In their study, Islam and colleagues utilized interrupted time series analysis, with results synthesized using meta-analysis, to estimate the impact of the 5 social distancing measures (school closure, workplace closure, mass gathering restrictions, lockdowns and public transportation closures) on Covid-19 transmission rates between January 1 and May 30 of this year.

Among their main findings:

  • Implementation of any physical distancing intervention was associated with an average overall reduction in Covid-19 incidence of 13% (IRR 0.87, 95% confidence interval [CI], 0.85-0.89; all 149 countries).
  • Closure of public transport was not associated with any additional reduction in Covid-19 incidence when the other four physical distancing interventions were in place (pooled IRR with and without public transport closure was 0.85; 95% CI, 0.82-0.88; 72 countries and 0.87; 95% CI, 0.84-0.91; 32 countries, respectively).
  • Data from 11 countries also suggested similar overall effectiveness (pooled IRR 0.85, 0.81-0.89) when school closures, workplace closures, and restrictions on mass gatherings were in place.
  • Earlier implementation of lockdown was associated with a larger reduction in Covid-19 incidence (pooled IRR 0.86, 0.84-0.89; 105 countries) compared with a delayed implementation of lockdown after other physical distancing interventions were in place (pooled IRR 0.90, 0.87-0.94; 41 countries).

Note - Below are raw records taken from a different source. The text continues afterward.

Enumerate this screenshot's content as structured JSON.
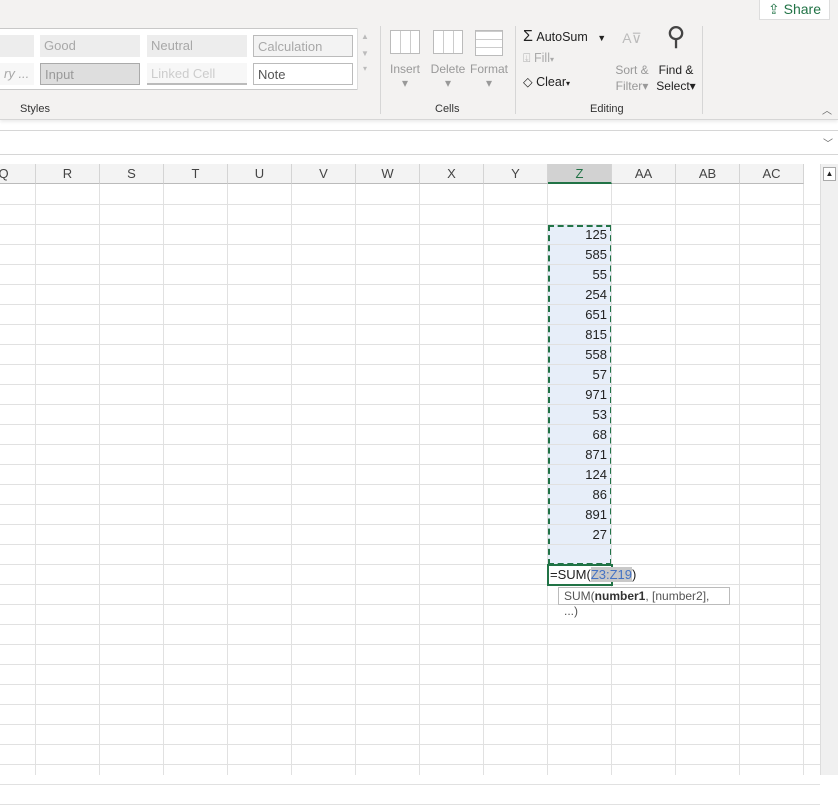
{
  "share_label": "Share",
  "styles": {
    "group_label": "Styles",
    "items": [
      {
        "label": "Good",
        "bg": "#ededed"
      },
      {
        "label": "Neutral",
        "bg": "#ededed"
      },
      {
        "label": "Calculation",
        "bg": "#f3f3f3"
      },
      {
        "label": "ry ...",
        "bg": "#f7f7f7"
      },
      {
        "label": "Input",
        "bg": "#dedede"
      },
      {
        "label": "Linked Cell",
        "bg": "#f3f3f3"
      },
      {
        "label": "Note",
        "bg": "#f7f7f7"
      }
    ]
  },
  "cells": {
    "group_label": "Cells",
    "insert": "Insert",
    "delete": "Delete",
    "format": "Format"
  },
  "editing": {
    "group_label": "Editing",
    "autosum": "AutoSum",
    "fill": "Fill",
    "clear": "Clear",
    "sort1": "Sort &",
    "sort2": "Filter",
    "find1": "Find &",
    "find2": "Select"
  },
  "columns": [
    "Q",
    "R",
    "S",
    "T",
    "U",
    "V",
    "W",
    "X",
    "Y",
    "Z",
    "AA",
    "AB",
    "AC"
  ],
  "selected_column": "Z",
  "values": [
    "125",
    "585",
    "55",
    "254",
    "651",
    "815",
    "558",
    "57",
    "971",
    "53",
    "68",
    "871",
    "124",
    "86",
    "891",
    "27"
  ],
  "formula": {
    "prefix": "=SUM(",
    "ref": "Z3:Z19",
    "suffix": ")"
  },
  "tooltip": {
    "fn": "SUM(",
    "bold": "number1",
    "rest": ", [number2], ...)"
  },
  "accent": "#217346"
}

The researchers acknowledged significant limitations in data collection and other variables which limited the ability to interpret their findings.

“Despite a range of limitations in our study, the findings suggest beneficial effects of physical distancing interventions in combination, especially restrictions on mass gatherings along with school and workplace closures, allowing the maintenance of active public transport for people working in the key service sectors,” they wrote “Our finding of no additional benefit associated with public transport closure when other interventions are in place is likely a result of fewer people using public transport, making it more convenient to maintain physical distancing during essential travel.”

They called for further research “to provide more definitive answers to remaining questions about the extent, intensity, combinations and sequence of physical distancing interventions, as well as the need for additional interventions in the short, medium and long term.”

May agreed that rigorous, scientific studies are needed, along with measured interpretation of future findings.

“We run the risk of undermining public trust if we don’t remember as scientists that there are limitations to the conclusions that can be drawn,” he said.

  1. Closing schools and workplaces and restrictions on mass gathering significantly slowed the spread of Covid-19 in the early months of the pandemic, according to physical distancing data from 149 countries.
  2. Closing public transportation was not found to have an additional impact when the other distancing measures were in place.

Salynn Boyles, Contributing Writer, BreakingMED™

The researchers declared no funding source nor relevant competing interests related to this study. Editorial writer Thomas May also declared no relevant competing interests.

 

Cat ID: 190

Topic ID: 79,190,254,930,570,730,933,190,926,192,927,151,928,925,934